It is nothing new that artists have to fight to
find their way to self-recognition, their niche of understanding and expressing
their art. How do I see the world, they ask themselves continuously. How do I
find my language.
This Azerbeijani/Iranian painter, born in 1940 in
Iran, author, art critic, art
historian and graphic
designer, who currently lives in Tehran, Iran and lectures in different Iranian Universities besides his professional work, could tell you endless stories of
One needs to know his biography to learn about his
background which is the basis of his upbringing. His parents having to leave
Baku for Iran for political reasons, the father who died early and the young
man’s approach to the arts. His studies and

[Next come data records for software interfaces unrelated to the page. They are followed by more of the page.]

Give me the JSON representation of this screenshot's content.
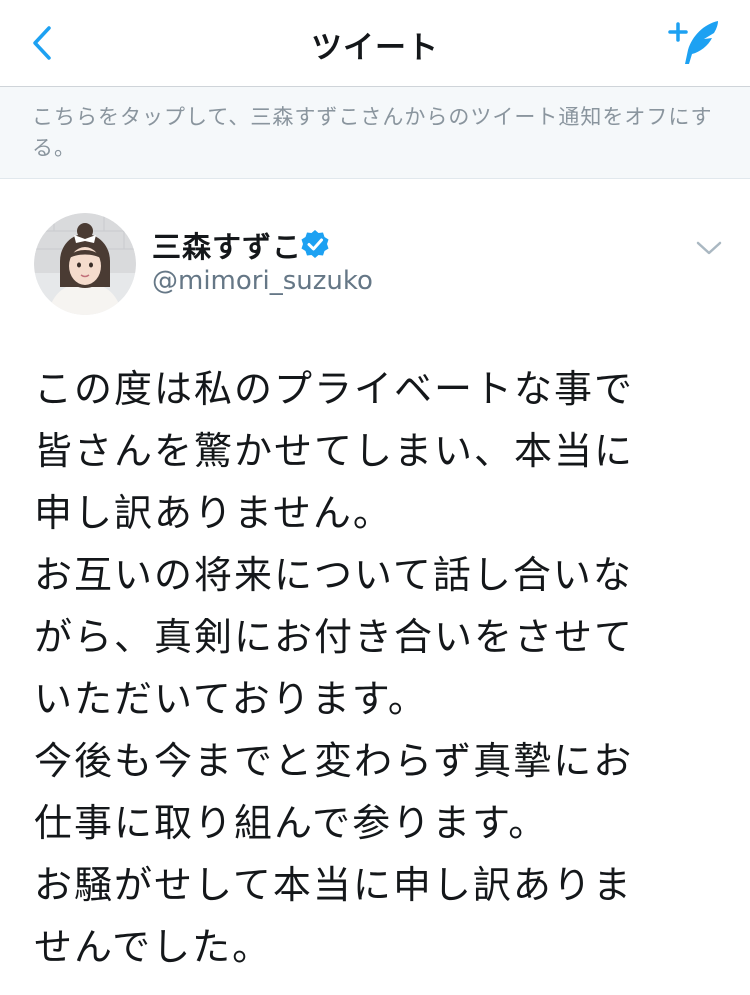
{
  "nav": {
    "title": "ツイート",
    "back_icon": "chevron-left-icon",
    "compose_icon": "compose-tweet-icon",
    "accent_color": "#1da1f2"
  },
  "notice": {
    "text": "こちらをタップして、三森すずこさんからのツイート通知をオフにする。"
  },
  "author": {
    "display_name": "三森すずこ",
    "handle": "@mimori_suzuko",
    "verified_icon": "verified-badge-icon",
    "menu_icon": "chevron-down-icon"
  },
  "tweet": {
    "lines": [
      "この度は私のプライベートな事で",
      "皆さんを驚かせてしまい、本当に",
      "申し訳ありません。",
      "お互いの将来について話し合いな",
      "がら、真剣にお付き合いをさせて",
      "いただいております。",
      "今後も今までと変わらず真摯にお",
      "仕事に取り組んで参ります。",
      "お騒がせして本当に申し訳ありま",
      "せんでした。"
    ]
  }
}
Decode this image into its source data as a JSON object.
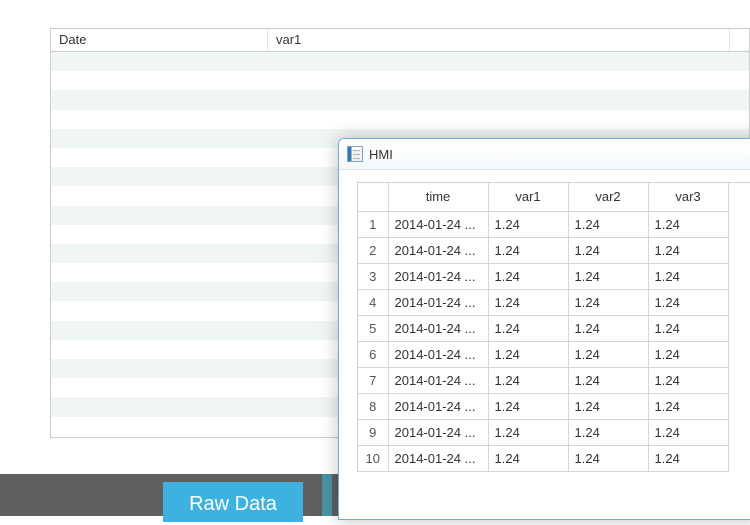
{
  "bg_table": {
    "columns": [
      "Date",
      "var1"
    ],
    "stripe_count": 20
  },
  "footer": {
    "raw_data_label": "Raw Data"
  },
  "hmi_window": {
    "title": "HMI",
    "columns": [
      "time",
      "var1",
      "var2",
      "var3"
    ],
    "rows": [
      {
        "n": 1,
        "time": "2014-01-24 ...",
        "var1": "1.24",
        "var2": "1.24",
        "var3": "1.24"
      },
      {
        "n": 2,
        "time": "2014-01-24 ...",
        "var1": "1.24",
        "var2": "1.24",
        "var3": "1.24"
      },
      {
        "n": 3,
        "time": "2014-01-24 ...",
        "var1": "1.24",
        "var2": "1.24",
        "var3": "1.24"
      },
      {
        "n": 4,
        "time": "2014-01-24 ...",
        "var1": "1.24",
        "var2": "1.24",
        "var3": "1.24"
      },
      {
        "n": 5,
        "time": "2014-01-24 ...",
        "var1": "1.24",
        "var2": "1.24",
        "var3": "1.24"
      },
      {
        "n": 6,
        "time": "2014-01-24 ...",
        "var1": "1.24",
        "var2": "1.24",
        "var3": "1.24"
      },
      {
        "n": 7,
        "time": "2014-01-24 ...",
        "var1": "1.24",
        "var2": "1.24",
        "var3": "1.24"
      },
      {
        "n": 8,
        "time": "2014-01-24 ...",
        "var1": "1.24",
        "var2": "1.24",
        "var3": "1.24"
      },
      {
        "n": 9,
        "time": "2014-01-24 ...",
        "var1": "1.24",
        "var2": "1.24",
        "var3": "1.24"
      },
      {
        "n": 10,
        "time": "2014-01-24 ...",
        "var1": "1.24",
        "var2": "1.24",
        "var3": "1.24"
      }
    ]
  }
}
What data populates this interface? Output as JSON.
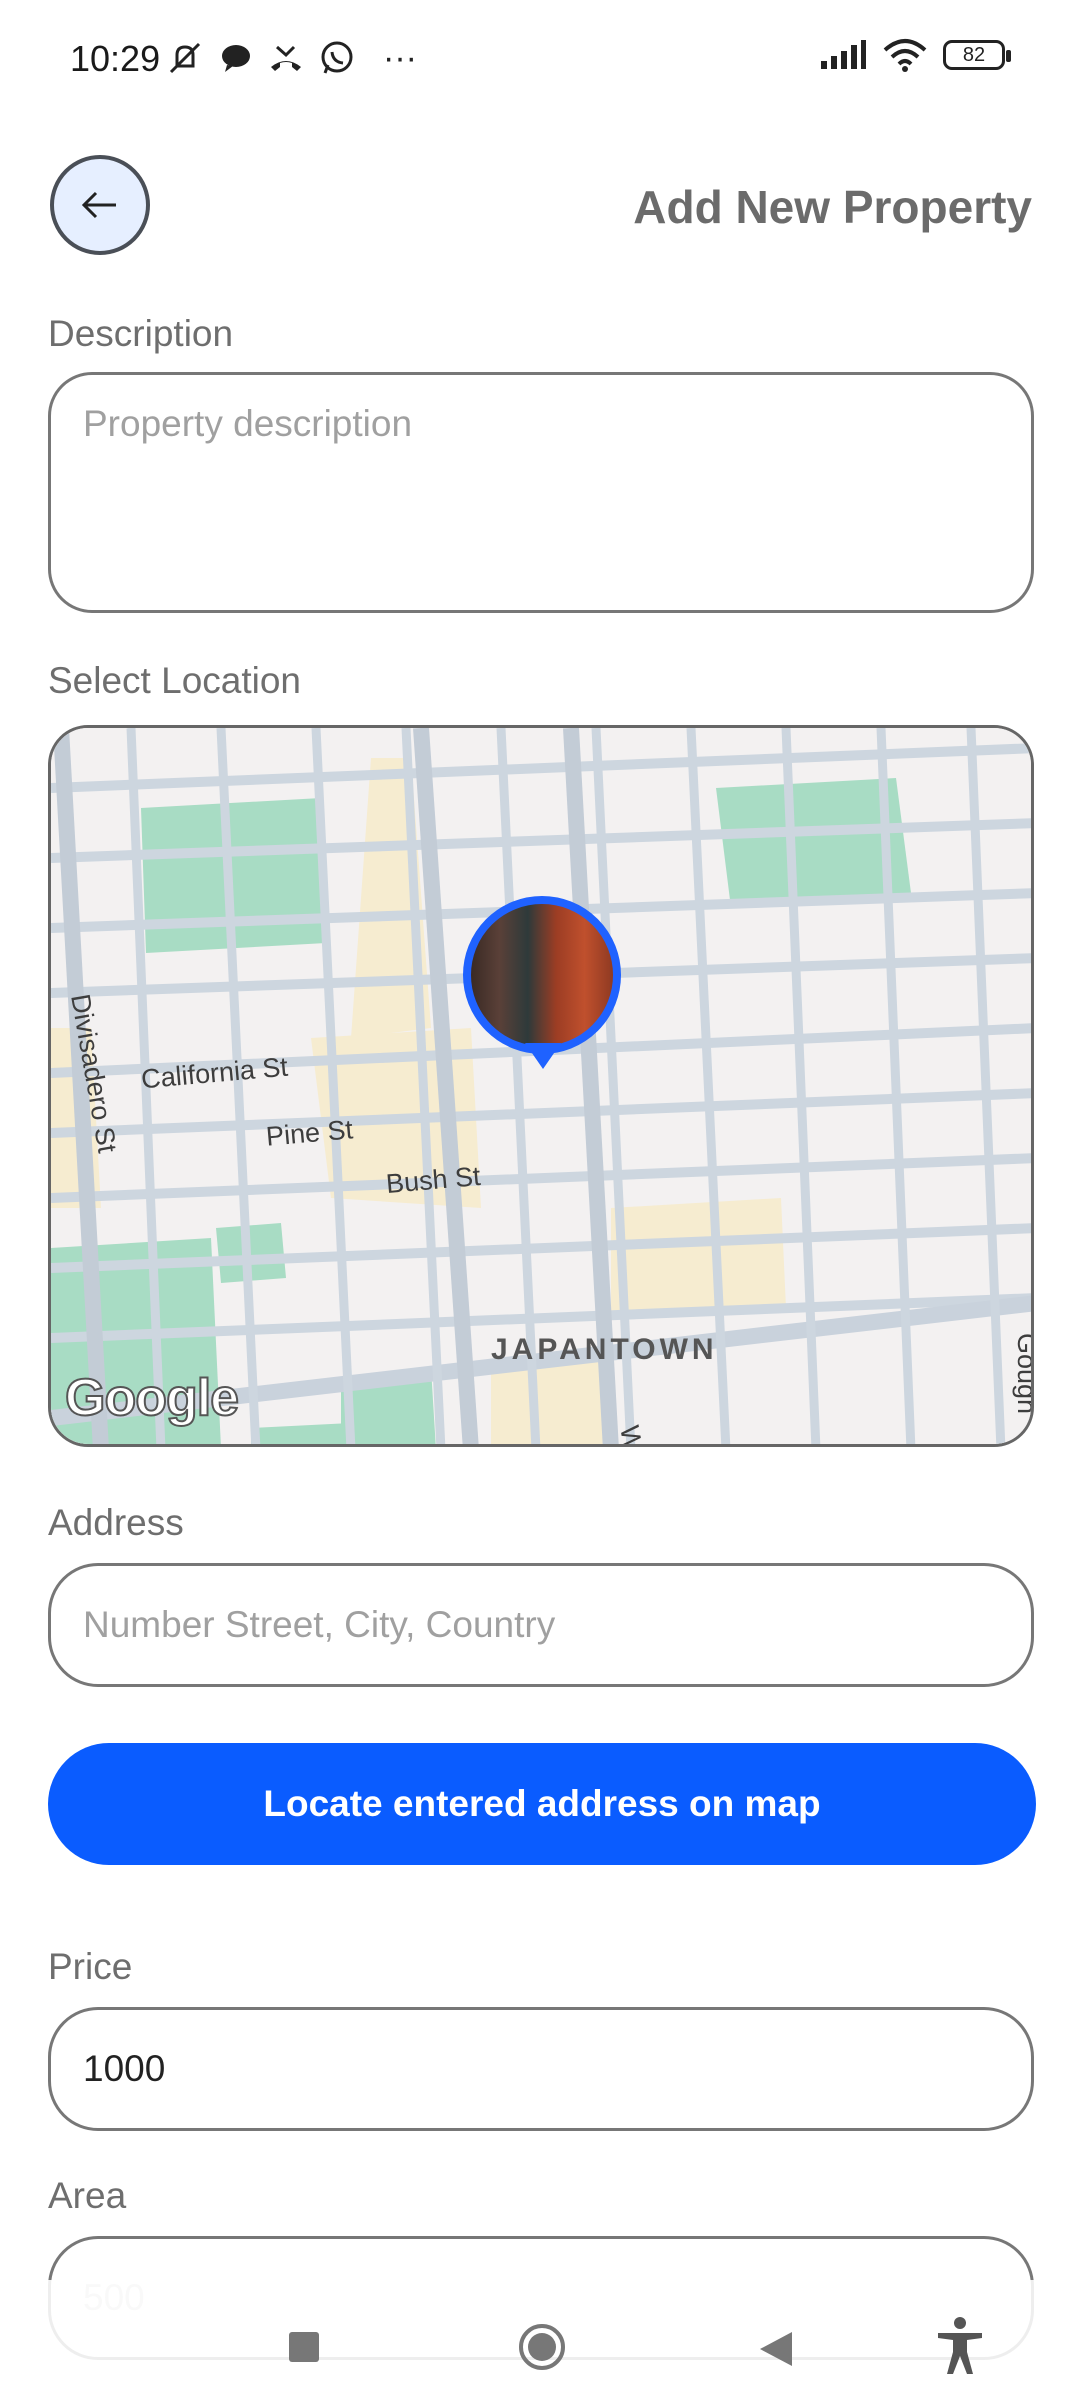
{
  "status_bar": {
    "time": "10:29",
    "battery": "82",
    "more": "···"
  },
  "header": {
    "title": "Add New Property",
    "back_icon": "arrow-left-icon"
  },
  "description": {
    "label": "Description",
    "placeholder": "Property description"
  },
  "location": {
    "label": "Select Location",
    "map": {
      "streets": [
        "California St",
        "Pine St",
        "Bush St",
        "Divisadero St",
        "Gough"
      ],
      "neighborhood": "JAPANTOWN",
      "partial_street": "W",
      "attribution": "Google"
    }
  },
  "address": {
    "label": "Address",
    "placeholder": "Number Street, City, Country"
  },
  "locate_button": "Locate entered address on map",
  "price": {
    "label": "Price",
    "value": "1000"
  },
  "area": {
    "label": "Area",
    "value": "500"
  },
  "colors": {
    "accent": "#0a5cff",
    "pin": "#1f62ff",
    "park": "#a8dcc4",
    "commercial": "#f6ecd0"
  }
}
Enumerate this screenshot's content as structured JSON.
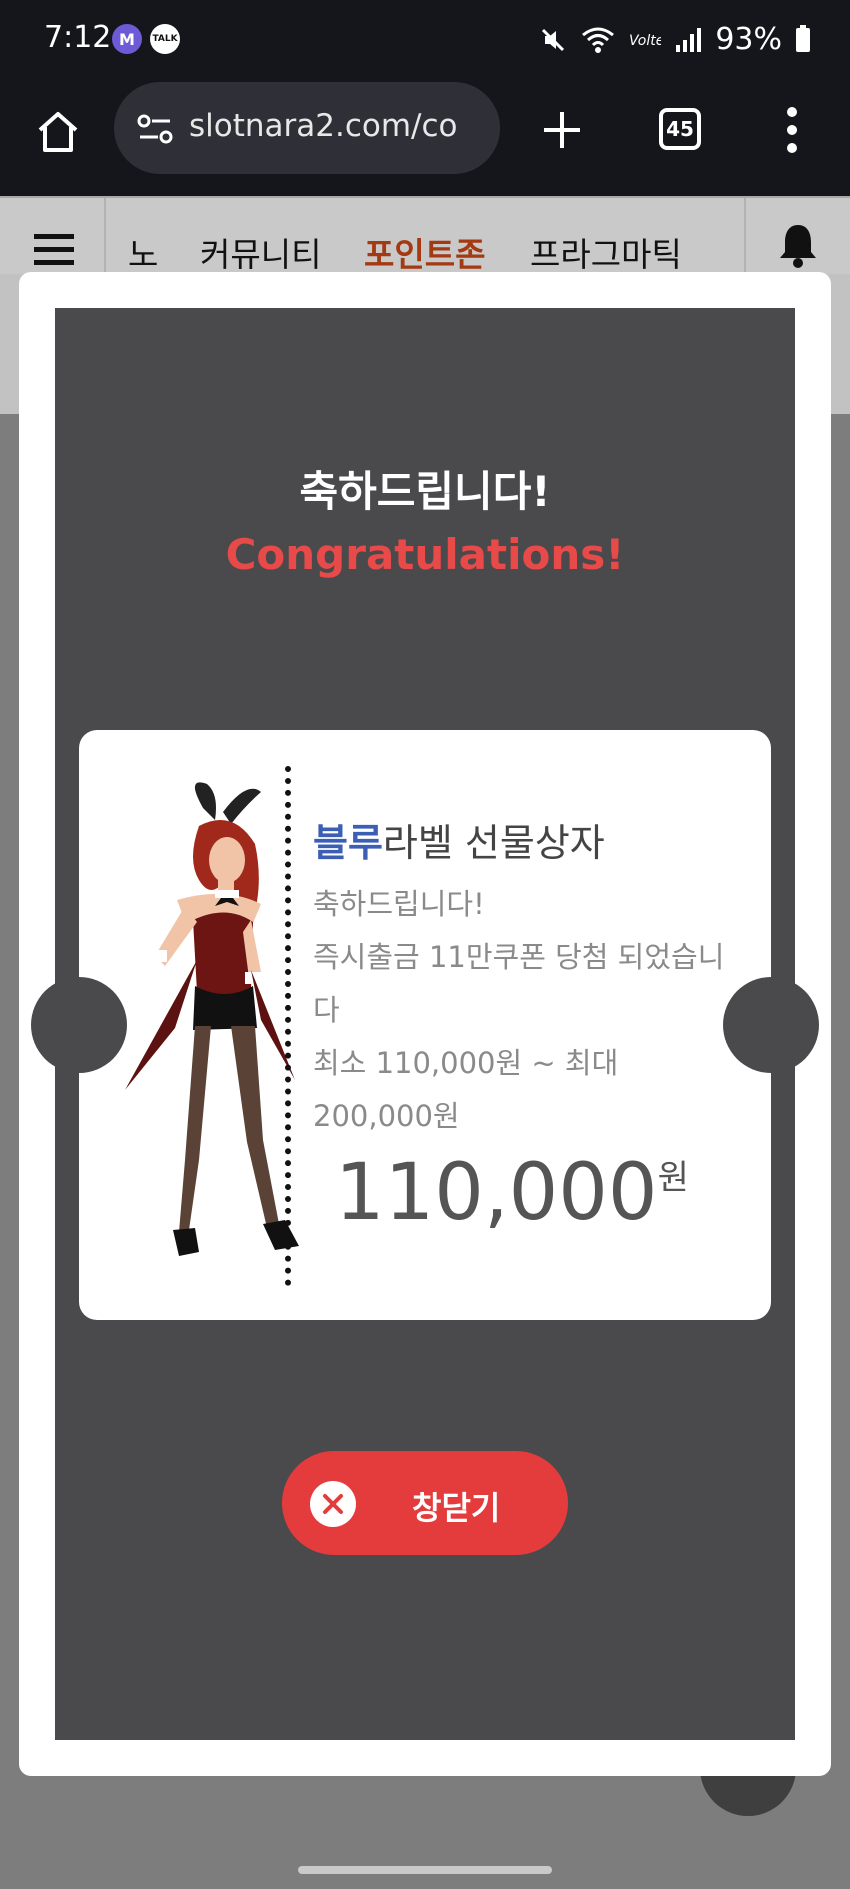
{
  "status_bar": {
    "time": "7:12",
    "notif_m": "M",
    "notif_talk": "TALK",
    "battery": "93%",
    "icons": [
      "mute-icon",
      "wifi-icon",
      "volte-icon",
      "signal-icon",
      "battery-icon"
    ]
  },
  "browser": {
    "url": "slotnara2.com/co",
    "tab_count": "45"
  },
  "site_nav": {
    "items": [
      {
        "label": "노"
      },
      {
        "label": "커뮤니티"
      },
      {
        "label": "포인트존"
      },
      {
        "label": "프라그마틱"
      }
    ],
    "active_item": "포인트존",
    "active_color": "#a33a12"
  },
  "modal": {
    "title_ko": "축하드립니다!",
    "title_en": "Congratulations!",
    "prize": {
      "title_accent": "블루",
      "title_rest": "라벨 선물상자",
      "line1": "축하드립니다!",
      "line2": "즉시출금 11만쿠폰 당첨 되었습니다",
      "line3": "최소 110,000원 ~ 최대 200,000원",
      "amount": "110,000",
      "amount_unit": "원"
    },
    "close_label": "창닫기"
  },
  "colors": {
    "accent_blue": "#3c5fb5",
    "congrats_red": "#e84a4a",
    "close_button": "#e43c3c",
    "modal_bg": "#4a4a4c"
  }
}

research in difficult times, his employment as Head of Artistic Affairs for the
Shah, the hard times after the revolution in 1979 and his fight for survival.
In the exhibition at the EMU Activity Centre his
early works, the series ‘Memories of Destruction’, the destruction of identity,
were shown. Early in his career, Aghdashloo took great interest in the Renaissance and Sandro Botticelli's paintings in particular. He
even used to test his own skills by copying Botticelli's works to the last
detail. His admiration for Renaissance paintings leads to the creation of his
"Memories of Destruction" series in the early 1970s which became his
most celebrated and famous series. In these series Aghdashloo depicts
destruction of identity and beauty by painting a complete Renaissance
masterpiece and then partially destroy or deface it.
If you want to learn more about this painter, look
up his website for the detailed recount of his artistic road and thoughts.